This tutorial aims to help you add voice interactivity to your site, with minimal code changes and maximal browser compatibility. Along the way, examples will be provided, and at the end, you will be able to test a fully working, real World, voice-enabled site. This tutorial describes the use of a reusable VoiceXML form. Because the voice capability is included in the browser, you do not need to write your own speech recognition engine or speech synthesizer. This is a great advantage to you and to your Web application users.
Surely there can't be a skill to writing ALT text for images? You just pop a description in there and you're good to go, right? Well, kind of. Sure, it's not rocket science, but there are a few guidelines you need to follow.
Web accessibility is a label which few web designers, let alone their clients, fully understand. Many companies are unintentionally misleading customers by claiming to design accessible websites due to the lack of technical skills and understanding of the accessibility guidelines (WCAG 2.0).
When a client requests that I duplicate functionality that should be (and is) handled by web browsers, I always try to avoid doing it by explaining why I believe it is better to leave such functionality to the browser. Most of the time I succed, but occasionally I don’t.
First, if you don't produce forms for federal government, it is wasted time, but there is information available. Adobe has the accessibility section on its Web site with useful documentation. There are other Web sites about accessibility in general on all the federal government sites, and finally, there are further links from there. Also, if you are providing forms for a federal government agency, you should get in touch with their 'Section 508 representative,' who will give you guidelines for that agency's way to implement it.

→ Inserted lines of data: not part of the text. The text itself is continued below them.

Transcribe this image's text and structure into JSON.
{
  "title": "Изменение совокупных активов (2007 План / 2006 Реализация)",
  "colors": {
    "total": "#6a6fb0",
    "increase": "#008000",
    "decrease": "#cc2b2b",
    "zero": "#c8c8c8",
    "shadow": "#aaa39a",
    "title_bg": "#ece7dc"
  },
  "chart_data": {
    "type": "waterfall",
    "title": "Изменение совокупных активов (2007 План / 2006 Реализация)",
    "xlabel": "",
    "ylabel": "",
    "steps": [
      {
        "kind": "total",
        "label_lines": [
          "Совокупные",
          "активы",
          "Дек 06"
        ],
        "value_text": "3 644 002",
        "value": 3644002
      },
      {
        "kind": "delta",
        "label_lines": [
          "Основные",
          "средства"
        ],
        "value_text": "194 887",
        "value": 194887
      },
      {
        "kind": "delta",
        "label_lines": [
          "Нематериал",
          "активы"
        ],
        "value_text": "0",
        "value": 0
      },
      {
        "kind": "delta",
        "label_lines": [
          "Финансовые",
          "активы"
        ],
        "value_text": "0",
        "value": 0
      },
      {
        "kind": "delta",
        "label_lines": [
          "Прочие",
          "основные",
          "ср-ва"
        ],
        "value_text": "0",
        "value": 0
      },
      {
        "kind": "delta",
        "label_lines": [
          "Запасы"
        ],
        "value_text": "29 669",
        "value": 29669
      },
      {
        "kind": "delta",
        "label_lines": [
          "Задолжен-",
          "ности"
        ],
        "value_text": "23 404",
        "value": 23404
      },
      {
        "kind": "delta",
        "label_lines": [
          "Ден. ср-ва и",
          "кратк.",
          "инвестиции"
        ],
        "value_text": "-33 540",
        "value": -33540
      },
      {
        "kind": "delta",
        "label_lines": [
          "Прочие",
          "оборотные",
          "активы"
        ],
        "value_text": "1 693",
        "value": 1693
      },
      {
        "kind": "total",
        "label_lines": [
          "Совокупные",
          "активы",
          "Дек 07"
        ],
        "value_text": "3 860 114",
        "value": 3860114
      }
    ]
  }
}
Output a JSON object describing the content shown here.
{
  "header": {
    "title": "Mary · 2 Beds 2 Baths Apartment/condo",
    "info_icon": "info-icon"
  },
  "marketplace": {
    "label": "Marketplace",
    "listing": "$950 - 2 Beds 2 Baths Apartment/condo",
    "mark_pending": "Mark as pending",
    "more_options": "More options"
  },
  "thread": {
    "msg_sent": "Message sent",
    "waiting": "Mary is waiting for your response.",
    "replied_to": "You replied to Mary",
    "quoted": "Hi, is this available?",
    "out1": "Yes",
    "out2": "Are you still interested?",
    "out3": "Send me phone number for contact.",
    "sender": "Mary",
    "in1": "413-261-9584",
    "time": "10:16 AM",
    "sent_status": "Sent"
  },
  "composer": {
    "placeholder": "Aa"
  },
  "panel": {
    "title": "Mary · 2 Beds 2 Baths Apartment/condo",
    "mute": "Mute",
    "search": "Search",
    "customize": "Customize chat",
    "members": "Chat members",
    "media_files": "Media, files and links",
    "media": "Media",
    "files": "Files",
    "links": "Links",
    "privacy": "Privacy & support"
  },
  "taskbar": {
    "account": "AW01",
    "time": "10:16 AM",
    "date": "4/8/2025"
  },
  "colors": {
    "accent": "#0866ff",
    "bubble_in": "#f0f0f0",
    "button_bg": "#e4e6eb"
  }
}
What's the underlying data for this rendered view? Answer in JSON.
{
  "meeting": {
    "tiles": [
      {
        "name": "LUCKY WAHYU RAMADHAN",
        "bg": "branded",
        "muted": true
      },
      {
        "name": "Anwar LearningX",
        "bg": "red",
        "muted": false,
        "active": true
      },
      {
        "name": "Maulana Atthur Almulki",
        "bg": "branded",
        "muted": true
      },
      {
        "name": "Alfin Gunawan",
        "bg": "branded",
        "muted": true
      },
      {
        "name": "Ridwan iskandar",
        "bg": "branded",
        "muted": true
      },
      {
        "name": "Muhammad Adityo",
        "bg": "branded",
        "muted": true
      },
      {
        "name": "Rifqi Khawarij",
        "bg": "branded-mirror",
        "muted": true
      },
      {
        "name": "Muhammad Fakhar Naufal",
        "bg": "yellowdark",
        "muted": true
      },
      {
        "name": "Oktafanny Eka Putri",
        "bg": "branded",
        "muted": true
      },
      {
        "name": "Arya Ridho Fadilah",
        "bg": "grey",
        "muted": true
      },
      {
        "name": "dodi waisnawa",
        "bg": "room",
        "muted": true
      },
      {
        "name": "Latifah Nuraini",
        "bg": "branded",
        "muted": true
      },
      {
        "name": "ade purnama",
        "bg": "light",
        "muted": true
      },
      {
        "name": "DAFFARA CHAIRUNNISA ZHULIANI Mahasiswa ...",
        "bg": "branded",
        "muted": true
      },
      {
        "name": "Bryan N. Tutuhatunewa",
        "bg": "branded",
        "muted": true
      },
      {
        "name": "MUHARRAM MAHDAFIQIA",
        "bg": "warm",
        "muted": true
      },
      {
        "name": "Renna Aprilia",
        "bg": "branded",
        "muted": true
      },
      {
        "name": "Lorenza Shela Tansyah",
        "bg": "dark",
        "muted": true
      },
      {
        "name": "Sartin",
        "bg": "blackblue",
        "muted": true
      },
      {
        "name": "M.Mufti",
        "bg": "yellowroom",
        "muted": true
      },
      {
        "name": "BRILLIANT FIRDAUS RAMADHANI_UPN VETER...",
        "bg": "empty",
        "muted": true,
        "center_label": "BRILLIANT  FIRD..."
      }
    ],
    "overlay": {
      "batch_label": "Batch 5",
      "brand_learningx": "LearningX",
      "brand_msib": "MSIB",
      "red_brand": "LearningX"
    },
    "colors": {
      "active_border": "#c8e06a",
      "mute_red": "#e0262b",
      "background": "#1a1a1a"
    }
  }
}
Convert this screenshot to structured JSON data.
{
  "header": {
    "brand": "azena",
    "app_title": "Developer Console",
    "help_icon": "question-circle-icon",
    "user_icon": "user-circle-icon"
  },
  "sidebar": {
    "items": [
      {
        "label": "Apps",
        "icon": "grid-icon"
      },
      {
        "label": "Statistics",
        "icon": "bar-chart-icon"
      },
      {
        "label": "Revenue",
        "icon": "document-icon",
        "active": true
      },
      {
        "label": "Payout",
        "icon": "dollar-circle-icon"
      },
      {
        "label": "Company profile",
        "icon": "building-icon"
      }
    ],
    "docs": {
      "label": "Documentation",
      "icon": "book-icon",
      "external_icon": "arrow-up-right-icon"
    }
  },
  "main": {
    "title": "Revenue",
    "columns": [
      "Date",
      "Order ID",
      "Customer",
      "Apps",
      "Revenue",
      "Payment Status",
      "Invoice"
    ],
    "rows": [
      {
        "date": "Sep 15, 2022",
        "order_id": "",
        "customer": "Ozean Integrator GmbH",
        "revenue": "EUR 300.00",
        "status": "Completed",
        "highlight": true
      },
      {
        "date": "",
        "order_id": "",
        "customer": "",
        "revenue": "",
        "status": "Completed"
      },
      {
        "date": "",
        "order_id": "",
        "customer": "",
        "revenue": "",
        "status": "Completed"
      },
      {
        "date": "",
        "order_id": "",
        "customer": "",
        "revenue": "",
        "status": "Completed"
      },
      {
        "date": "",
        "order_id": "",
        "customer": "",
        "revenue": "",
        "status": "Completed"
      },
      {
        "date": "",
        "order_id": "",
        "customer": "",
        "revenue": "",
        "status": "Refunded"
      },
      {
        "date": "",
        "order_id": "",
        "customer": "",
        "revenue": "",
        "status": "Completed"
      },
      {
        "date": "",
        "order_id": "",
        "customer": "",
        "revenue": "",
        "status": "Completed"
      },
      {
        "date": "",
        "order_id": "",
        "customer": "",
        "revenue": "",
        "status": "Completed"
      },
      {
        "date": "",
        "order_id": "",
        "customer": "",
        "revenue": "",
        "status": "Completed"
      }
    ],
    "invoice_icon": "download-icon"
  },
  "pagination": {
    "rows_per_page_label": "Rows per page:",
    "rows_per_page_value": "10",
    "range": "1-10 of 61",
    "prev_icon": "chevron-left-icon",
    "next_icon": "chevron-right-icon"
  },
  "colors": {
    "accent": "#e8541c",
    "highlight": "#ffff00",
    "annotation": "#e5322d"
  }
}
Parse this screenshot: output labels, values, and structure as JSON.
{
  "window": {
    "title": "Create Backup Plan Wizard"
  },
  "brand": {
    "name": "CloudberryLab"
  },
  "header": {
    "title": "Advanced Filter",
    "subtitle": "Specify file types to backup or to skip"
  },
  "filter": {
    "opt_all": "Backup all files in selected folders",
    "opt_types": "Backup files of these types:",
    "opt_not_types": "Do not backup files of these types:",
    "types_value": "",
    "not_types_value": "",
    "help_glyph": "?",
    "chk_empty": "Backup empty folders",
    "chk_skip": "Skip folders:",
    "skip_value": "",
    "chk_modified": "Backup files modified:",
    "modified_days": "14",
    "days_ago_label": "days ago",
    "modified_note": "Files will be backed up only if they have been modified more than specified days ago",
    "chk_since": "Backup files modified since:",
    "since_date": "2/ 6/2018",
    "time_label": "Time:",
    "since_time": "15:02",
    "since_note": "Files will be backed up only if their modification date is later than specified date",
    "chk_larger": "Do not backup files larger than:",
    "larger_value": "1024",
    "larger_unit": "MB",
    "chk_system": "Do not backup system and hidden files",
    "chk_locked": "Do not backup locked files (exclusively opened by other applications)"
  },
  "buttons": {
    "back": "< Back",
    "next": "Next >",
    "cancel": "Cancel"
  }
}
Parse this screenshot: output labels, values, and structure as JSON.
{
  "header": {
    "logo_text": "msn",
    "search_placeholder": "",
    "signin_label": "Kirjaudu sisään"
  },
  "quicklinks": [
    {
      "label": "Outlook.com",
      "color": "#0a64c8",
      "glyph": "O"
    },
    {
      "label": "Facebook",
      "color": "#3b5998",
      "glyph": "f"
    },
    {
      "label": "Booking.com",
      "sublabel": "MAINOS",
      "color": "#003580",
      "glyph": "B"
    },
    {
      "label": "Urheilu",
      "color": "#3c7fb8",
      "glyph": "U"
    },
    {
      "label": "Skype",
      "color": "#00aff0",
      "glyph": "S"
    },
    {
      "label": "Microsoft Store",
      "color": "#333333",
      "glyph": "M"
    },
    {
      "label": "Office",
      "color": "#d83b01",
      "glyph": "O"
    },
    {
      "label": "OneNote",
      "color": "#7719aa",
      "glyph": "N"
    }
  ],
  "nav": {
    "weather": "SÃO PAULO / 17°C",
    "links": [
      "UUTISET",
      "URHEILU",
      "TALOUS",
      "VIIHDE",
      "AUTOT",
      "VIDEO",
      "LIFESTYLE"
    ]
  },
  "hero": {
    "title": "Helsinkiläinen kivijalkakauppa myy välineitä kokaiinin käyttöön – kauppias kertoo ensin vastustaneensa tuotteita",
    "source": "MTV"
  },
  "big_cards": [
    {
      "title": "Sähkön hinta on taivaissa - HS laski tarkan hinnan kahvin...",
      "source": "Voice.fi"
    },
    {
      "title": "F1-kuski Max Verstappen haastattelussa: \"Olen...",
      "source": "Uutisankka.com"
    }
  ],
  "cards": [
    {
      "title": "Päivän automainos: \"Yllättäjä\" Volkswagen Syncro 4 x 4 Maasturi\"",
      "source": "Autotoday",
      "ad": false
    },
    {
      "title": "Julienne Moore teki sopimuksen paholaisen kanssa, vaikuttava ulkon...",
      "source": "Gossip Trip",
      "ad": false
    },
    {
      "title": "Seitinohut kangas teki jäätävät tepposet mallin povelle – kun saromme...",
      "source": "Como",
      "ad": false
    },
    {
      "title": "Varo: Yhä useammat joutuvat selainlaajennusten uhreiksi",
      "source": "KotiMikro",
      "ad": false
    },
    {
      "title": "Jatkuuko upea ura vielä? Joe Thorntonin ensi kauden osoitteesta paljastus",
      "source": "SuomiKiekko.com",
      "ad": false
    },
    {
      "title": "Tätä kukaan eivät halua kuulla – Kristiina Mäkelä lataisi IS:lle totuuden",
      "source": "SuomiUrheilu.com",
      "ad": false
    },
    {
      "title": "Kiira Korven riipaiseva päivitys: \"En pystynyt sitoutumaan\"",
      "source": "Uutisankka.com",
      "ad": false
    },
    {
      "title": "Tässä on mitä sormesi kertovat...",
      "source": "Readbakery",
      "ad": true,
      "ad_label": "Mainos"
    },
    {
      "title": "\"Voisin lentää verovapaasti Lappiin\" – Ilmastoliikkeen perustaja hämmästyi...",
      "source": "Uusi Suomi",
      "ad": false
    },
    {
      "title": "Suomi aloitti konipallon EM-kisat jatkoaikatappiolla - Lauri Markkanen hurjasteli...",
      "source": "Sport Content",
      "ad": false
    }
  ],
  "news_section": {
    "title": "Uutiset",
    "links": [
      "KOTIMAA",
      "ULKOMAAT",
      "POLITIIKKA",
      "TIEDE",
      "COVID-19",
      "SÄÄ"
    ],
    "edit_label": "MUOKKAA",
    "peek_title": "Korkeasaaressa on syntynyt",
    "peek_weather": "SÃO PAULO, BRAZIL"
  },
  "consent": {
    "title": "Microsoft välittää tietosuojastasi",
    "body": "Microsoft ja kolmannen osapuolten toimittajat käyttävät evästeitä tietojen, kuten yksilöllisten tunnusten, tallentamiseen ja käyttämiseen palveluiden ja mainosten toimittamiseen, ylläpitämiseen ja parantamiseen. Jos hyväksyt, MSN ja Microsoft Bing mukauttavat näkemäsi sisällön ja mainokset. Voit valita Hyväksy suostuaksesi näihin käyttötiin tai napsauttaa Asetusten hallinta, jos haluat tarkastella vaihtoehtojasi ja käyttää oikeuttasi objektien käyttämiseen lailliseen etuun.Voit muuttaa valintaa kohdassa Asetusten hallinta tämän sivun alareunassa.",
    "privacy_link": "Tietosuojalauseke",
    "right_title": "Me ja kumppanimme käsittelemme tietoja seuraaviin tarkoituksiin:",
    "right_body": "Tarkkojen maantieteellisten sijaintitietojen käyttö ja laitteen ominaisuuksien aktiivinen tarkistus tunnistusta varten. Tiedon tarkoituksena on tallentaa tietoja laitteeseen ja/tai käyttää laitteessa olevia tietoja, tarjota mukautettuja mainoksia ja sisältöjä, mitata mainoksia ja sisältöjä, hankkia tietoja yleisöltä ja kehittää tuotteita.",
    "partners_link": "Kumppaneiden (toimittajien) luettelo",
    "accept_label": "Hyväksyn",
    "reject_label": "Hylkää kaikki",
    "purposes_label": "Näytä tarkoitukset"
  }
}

So you have a blog, and you're worried that it might not be accessible to people with disabilities? Don't worry! A few simple changes can increase your blog's potential readership.
If you choose to make standards-compliant websites, inevitably you will have to follow the guidelines. It's foreseeable that you could be legally required to follow WCAG 2.0. You could opt into following the guidelines or they could be foisted upon you. You thus have an enlightened self-interest in ensuring the new guidelines actually make sense. Moreover, we simply need more contributors.
You want to build accessible sites, but your clients don't see the need. How can you convince them to fork over the cash it'll take to ensure their site's accessible by all Web users? Trenton has the answers...
On August 18, 2005 new Disability Standards for Education came into effect in Australia. Questions have been raised about how they may impact on the way universities publish resources on the web. In this article, I provide an overview of the new Standards, their general impact, and conclude that if organisations are already following the advice of the Human Rights and Equal Opportunity Commission (on how to comply with the Disability Discrimination Act 1992 in relation to the web), the introduction of the Standards should make no appreciable difference.
Probably the most worrying thing about the HTML Working Group is the lack of respect for differing opinions that some working group members have. The apparent disinterest in accessibility is another troublesome factor.
As I wrote in Help screen reader users by giving data tables a summary, the summary attribute on the table element can be used to provide information that helps non-sighted users understand data tables. The current draft of HTML 5 requires that validators display a warning if they encounter a summary attribute, since it is now an 'obsolete but conforming feature.'